### GIVEN RECORDS

========================================

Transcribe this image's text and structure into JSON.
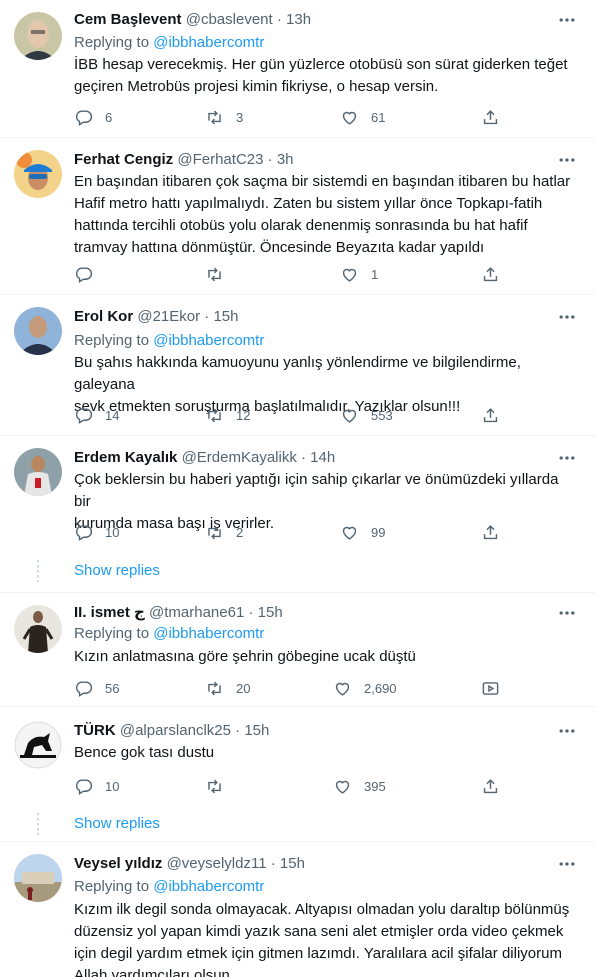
{
  "tweets": [
    {
      "name": "Cem Başlevent",
      "handle": "@cbaslevent",
      "time": "13h",
      "replying_label": "Replying to",
      "replying_to": "@ibbhabercomtr",
      "text_lines": [
        "İBB hesap verecekmiş. Her gün yüzlerce otobüsü son sürat giderken teğet",
        "geçiren Metrobüs projesi kimin fikriyse, o hesap versin."
      ],
      "replies": "6",
      "retweets": "3",
      "likes": "61"
    },
    {
      "name": "Ferhat Cengiz",
      "handle": "@FerhatC23",
      "time": "3h",
      "replying_label": "",
      "replying_to": "",
      "text_lines": [
        "En başından itibaren çok saçma bir sistemdi en başından itibaren bu hatlar",
        "Hafif metro hattı yapılmalıydı. Zaten bu sistem yıllar önce Topkapı-fatih",
        "hattında tercihli otobüs yolu olarak denenmiş sonrasında bu hat hafif",
        "tramvay hattına dönmüştür. Öncesinde Beyazıta kadar yapıldı"
      ],
      "replies": "",
      "retweets": "",
      "likes": "1"
    },
    {
      "name": "Erol Kor",
      "handle": "@21Ekor",
      "time": "15h",
      "replying_label": "Replying to",
      "replying_to": "@ibbhabercomtr",
      "text_lines": [
        "Bu şahıs hakkında kamuoyunu yanlış yönlendirme ve bilgilendirme, galeyana",
        "sevk etmekten soruşturma başlatılmalıdır. Yazıklar olsun!!!"
      ],
      "replies": "14",
      "retweets": "12",
      "likes": "553"
    },
    {
      "name": "Erdem Kayalık",
      "handle": "@ErdemKayalikk",
      "time": "14h",
      "replying_label": "",
      "replying_to": "",
      "text_lines": [
        "Çok beklersin bu haberi yaptığı için sahip çıkarlar ve önümüzdeki yıllarda bir",
        "kurumda masa başı iş verirler."
      ],
      "replies": "10",
      "retweets": "2",
      "likes": "99"
    },
    {
      "name": "II. ismet ج",
      "handle": "@tmarhane61",
      "time": "15h",
      "replying_label": "Replying to",
      "replying_to": "@ibbhabercomtr",
      "text_lines": [
        "Kızın anlatmasına göre şehrin göbegine ucak düştü"
      ],
      "replies": "56",
      "retweets": "20",
      "likes": "2,690"
    },
    {
      "name": "TÜRK",
      "handle": "@alparslanclk25",
      "time": "15h",
      "replying_label": "",
      "replying_to": "",
      "text_lines": [
        "Bence gok tası dustu"
      ],
      "replies": "10",
      "retweets": "",
      "likes": "395"
    },
    {
      "name": "Veysel yıldız",
      "handle": "@veyselyldz11",
      "time": "15h",
      "replying_label": "Replying to",
      "replying_to": "@ibbhabercomtr",
      "text_lines": [
        "Kızım  ilk degil sonda olmayacak. Altyapısı olmadan yolu daraltıp bölünmüş",
        "düzensiz yol yapan kimdi yazık sana seni alet etmişler orda video çekmek",
        "için degil yardım etmek için gitmen lazımdı. Yaralılara acil şifalar diliyorum",
        "Allah yardımcıları olsun."
      ],
      "replies": "",
      "retweets": "",
      "likes": ""
    }
  ],
  "show_replies_label": "Show replies",
  "separator": " · ",
  "icons": {
    "reply": "reply-icon",
    "retweet": "retweet-icon",
    "like": "heart-icon",
    "share": "share-icon",
    "more": "more-icon"
  },
  "colors": {
    "link": "#1d9bf0",
    "muted": "#536471",
    "text": "#0f1419",
    "divider": "#eff3f4"
  }
}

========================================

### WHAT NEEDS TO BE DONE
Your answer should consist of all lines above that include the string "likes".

### TASK OUTPUT
      "likes": "61"
      "likes": "1"
      "likes": "553"
      "likes": "99"
      "likes": "2,690"
      "likes": "395"
      "likes": ""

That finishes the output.